  10. Dye C, Lönnroth K, Jaramillo E, Williams BG, Raviglione M. Trends in tuberculosis incidence and their determinants in 134 countries. Bull World Health Organ. 2009 Sep;87(9):683-91. This article on PubMed

  11. Pan W. Akaike's information criterion in generalized estimating equations. Biometrics. 2001 Mar;57(1):120-5. This article on PubMed

  12. Hardin JW, Hilbe JM. Generalized estimating equations. 2003. New York. Chapman & Hall/CRC

  13. Hosmer DW, Lemeshow S. Applied logistic regression- 2nd edition. 2000. New York. Wiley-Interscience Publication

  14. World Health Organization. Global health observatory; Database. http://www.who.int/gho/database/en/. Accessed January 2011
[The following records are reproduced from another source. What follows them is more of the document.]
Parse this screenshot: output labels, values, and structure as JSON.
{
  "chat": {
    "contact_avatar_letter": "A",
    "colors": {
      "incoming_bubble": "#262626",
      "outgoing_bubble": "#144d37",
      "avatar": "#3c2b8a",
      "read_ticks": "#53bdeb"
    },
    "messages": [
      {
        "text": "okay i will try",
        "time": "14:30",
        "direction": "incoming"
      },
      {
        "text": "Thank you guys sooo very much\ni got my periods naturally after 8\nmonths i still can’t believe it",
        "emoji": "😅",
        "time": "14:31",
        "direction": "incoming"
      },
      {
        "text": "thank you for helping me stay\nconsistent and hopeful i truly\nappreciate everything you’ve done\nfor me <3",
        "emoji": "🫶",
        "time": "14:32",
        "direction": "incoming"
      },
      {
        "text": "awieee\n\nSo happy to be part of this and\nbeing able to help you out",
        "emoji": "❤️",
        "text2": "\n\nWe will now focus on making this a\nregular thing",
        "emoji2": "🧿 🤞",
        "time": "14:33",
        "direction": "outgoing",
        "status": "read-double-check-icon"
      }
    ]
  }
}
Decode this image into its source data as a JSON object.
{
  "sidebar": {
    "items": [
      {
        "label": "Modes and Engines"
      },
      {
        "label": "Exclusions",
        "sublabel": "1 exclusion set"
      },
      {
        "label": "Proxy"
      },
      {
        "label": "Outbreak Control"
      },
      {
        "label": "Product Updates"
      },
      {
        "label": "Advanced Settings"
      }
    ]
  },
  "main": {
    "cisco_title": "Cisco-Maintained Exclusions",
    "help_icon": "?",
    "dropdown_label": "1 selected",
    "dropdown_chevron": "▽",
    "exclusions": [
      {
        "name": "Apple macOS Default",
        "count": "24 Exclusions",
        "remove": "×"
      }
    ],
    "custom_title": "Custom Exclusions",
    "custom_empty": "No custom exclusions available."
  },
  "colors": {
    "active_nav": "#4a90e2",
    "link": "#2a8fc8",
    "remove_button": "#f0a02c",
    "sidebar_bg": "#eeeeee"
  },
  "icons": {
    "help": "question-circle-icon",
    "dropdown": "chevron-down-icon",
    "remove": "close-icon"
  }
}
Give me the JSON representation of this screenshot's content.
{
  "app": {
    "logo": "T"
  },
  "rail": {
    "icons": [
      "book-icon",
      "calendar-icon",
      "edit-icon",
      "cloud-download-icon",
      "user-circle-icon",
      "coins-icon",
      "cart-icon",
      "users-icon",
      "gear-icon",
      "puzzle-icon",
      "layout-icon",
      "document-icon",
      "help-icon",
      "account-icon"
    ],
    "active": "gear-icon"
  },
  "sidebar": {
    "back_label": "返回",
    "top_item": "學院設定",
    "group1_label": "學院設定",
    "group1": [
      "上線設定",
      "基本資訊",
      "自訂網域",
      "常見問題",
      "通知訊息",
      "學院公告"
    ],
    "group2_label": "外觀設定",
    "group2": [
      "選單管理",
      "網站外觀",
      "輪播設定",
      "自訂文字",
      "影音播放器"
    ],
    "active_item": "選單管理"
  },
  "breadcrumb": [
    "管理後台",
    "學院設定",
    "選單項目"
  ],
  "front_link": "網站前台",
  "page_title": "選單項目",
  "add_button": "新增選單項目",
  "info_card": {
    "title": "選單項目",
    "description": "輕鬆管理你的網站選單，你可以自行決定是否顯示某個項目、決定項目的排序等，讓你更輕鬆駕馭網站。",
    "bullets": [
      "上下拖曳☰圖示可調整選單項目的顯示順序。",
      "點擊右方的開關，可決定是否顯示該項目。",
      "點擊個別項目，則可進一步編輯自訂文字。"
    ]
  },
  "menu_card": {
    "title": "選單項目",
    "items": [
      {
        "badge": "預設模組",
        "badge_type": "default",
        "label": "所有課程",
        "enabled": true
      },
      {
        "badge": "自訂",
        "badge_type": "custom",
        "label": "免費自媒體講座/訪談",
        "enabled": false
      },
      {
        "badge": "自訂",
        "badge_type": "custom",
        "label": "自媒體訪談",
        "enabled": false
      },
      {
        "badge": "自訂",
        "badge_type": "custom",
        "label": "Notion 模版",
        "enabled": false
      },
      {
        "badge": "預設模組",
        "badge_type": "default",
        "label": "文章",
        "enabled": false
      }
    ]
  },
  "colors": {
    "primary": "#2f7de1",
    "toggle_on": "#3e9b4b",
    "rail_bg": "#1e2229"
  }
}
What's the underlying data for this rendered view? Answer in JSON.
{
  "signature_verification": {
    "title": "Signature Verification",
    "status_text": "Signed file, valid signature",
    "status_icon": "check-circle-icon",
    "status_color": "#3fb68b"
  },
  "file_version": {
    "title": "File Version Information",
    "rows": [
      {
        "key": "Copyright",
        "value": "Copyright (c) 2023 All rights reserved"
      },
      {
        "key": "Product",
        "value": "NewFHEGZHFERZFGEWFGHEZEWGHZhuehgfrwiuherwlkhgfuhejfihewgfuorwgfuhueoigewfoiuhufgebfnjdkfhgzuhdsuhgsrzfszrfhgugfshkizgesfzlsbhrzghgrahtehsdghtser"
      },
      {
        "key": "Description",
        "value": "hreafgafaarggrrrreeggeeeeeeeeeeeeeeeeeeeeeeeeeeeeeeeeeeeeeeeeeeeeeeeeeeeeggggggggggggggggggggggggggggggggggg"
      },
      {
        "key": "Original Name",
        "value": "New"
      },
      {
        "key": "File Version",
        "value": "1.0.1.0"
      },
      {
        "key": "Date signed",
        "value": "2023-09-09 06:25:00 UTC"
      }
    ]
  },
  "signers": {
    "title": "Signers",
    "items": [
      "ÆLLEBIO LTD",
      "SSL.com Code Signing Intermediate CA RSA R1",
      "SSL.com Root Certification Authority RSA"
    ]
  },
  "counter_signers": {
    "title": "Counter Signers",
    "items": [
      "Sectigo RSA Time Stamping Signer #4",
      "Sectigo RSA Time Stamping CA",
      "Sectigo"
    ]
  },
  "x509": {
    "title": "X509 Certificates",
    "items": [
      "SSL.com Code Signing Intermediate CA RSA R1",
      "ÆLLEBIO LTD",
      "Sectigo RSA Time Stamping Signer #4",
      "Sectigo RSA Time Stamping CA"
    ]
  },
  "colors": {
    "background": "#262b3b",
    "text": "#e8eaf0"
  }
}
  15. United Nations Development Program. Human development indicator. http://hdrstats.undp.org/en/indicators/49806.html. Accessed January 2011

  16. Transparency International. Corruption perception index 2009. http://www.transparency.org/policy_research/surveys_indices/cpi/2009/cpi_2009_table. Accessed January 2011

  17. The World Bank. Indicators; Data. http://data.worldbank.org/indicator. Accessed January 2011

  18. World Health Organization. Indoor air pollution; WHO household energy database.
    http://www.who.int/indoorair/health_impacts/he_database/en/index.html. Accessed January 2011

  19. World Health Organization. WHO report 2007: Global tuberculosis control- surveillance, planning, financing. 2007. Geneva. WHO

 

 

 

 

 

 

 

 

 

 

 

 

 

 

 

 

 

 


The Pan African Medical Journal articles are archived on Pubmed Central. Access PAMJ archives on PMC here

Volume 26 (Jan - Apr 2017)

Article tools

This article authors

On Pubmed
On Google Scholar

Rate this article

Altmetric

PAMJ is a member of the Committee on Publication Ethics

PAMJ is published in collaboration with the African Field Epidemiology Network (AFENET)
Currently tracked by: DOAJ, AIM, Google Scholar, AJOL, EBSCO, Scopus, Embase, IC, HINARI, Global Health, PubMed Central, PubMed/Medline, Ulrichsweb, More to come . Member of COPE.

ISSN: 1937-8688. © 2017 - Pan African Medical Journal. All rights reserved